Top Secret: Operation Rapidstrike!

One benefit of housecleaning is the inevitable rediscovery of treasures from another age. Case in point: two dust-covered bins filled with old tabletop roleplaying paraphernalia. One such gem is a module for TSR’s ill-fated Top Secret espionage RPG. Operation: Rapidstrike! is a holdover from TSR’s salad days in a  Geneva, Wisconsin warehouse.

Top Secret module cover

Full disclosure: I have never actually played through an entire Top Secret campaign, and picked up most of the material from discount bins long after the company had merged with Wizards of the Coast. Some friends and I made a couple of half-hearted attempts that never strayed far from the launchpad. (I vaguely remember some elaborate system in the rulebook for determining whether an agent’s actions warranted suspension or termination from his or her shadowy employer. Go figure, I wasn’t too excited about an RPG in which I’d have to worry about losing my job.) Still, there’s a schlocky appeal to the entire package, from the passé Cold War scenario to the trippy artwork.

Speaking of trippy artwork, there’s some amazing stuff from the inimitable Erol Otus between these covers. Many of the illustrations are amusing renderings by the usual stable of D&D artists, with secret agents that bear disturbing resemblance to elves and gnomes. But Otus gets to cut loose with some strange and cool imagery of an agent tripping balls on the designer drug Zucor, a house specialty of the module’s main villainess.

Erol Otus

“Oh my god” seems a perfectly understandable reaction to such a powerful hallucinogen.

We’re also provided with fairly elaborate instructions for creating a drug trip for the unfortunate victim of a Zucor dosage (and I quote):



Smell:   smoke; rotten meat; honeysuckle; chlorine; almonds

Feel: chills; breezes; pressure change; vibration; heat; gelatine

Hear: footsteps; gunshots; screams for help; large engine sound; rushing river

Taste: oranges; cordite; onion; chocolate; coffee

See: Man with weapon; Man with melted face; small child; grenade floating in the air; gas

Erol Otus

Ian Fleming meets William S. Burroughs!
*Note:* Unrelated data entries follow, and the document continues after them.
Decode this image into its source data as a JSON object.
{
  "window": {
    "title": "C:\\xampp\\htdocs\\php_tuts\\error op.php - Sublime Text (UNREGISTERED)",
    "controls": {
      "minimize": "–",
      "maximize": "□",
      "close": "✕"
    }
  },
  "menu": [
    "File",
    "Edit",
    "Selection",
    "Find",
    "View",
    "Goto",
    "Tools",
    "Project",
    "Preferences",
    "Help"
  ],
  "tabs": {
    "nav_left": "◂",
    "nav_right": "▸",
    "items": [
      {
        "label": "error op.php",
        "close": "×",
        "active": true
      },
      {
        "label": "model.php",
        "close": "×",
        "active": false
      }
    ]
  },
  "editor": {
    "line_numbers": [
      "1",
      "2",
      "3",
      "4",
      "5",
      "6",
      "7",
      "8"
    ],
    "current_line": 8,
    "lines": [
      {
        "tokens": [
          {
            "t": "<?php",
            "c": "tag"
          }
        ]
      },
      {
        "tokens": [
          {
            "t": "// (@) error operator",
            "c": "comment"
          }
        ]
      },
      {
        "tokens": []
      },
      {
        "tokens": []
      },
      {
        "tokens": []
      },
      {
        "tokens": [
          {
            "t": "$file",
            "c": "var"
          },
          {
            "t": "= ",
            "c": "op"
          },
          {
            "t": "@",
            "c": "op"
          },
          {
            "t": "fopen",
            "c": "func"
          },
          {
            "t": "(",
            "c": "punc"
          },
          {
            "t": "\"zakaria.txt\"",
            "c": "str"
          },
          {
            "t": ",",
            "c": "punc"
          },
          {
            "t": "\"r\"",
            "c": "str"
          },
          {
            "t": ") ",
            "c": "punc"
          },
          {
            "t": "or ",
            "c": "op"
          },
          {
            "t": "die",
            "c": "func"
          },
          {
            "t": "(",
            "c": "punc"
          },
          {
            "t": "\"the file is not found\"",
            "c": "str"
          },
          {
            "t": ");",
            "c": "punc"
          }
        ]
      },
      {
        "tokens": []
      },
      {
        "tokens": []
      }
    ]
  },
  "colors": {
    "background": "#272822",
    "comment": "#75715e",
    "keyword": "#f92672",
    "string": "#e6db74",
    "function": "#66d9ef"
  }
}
Almost makes we wish I’d stuck it out. But something tells me this is better perused than played.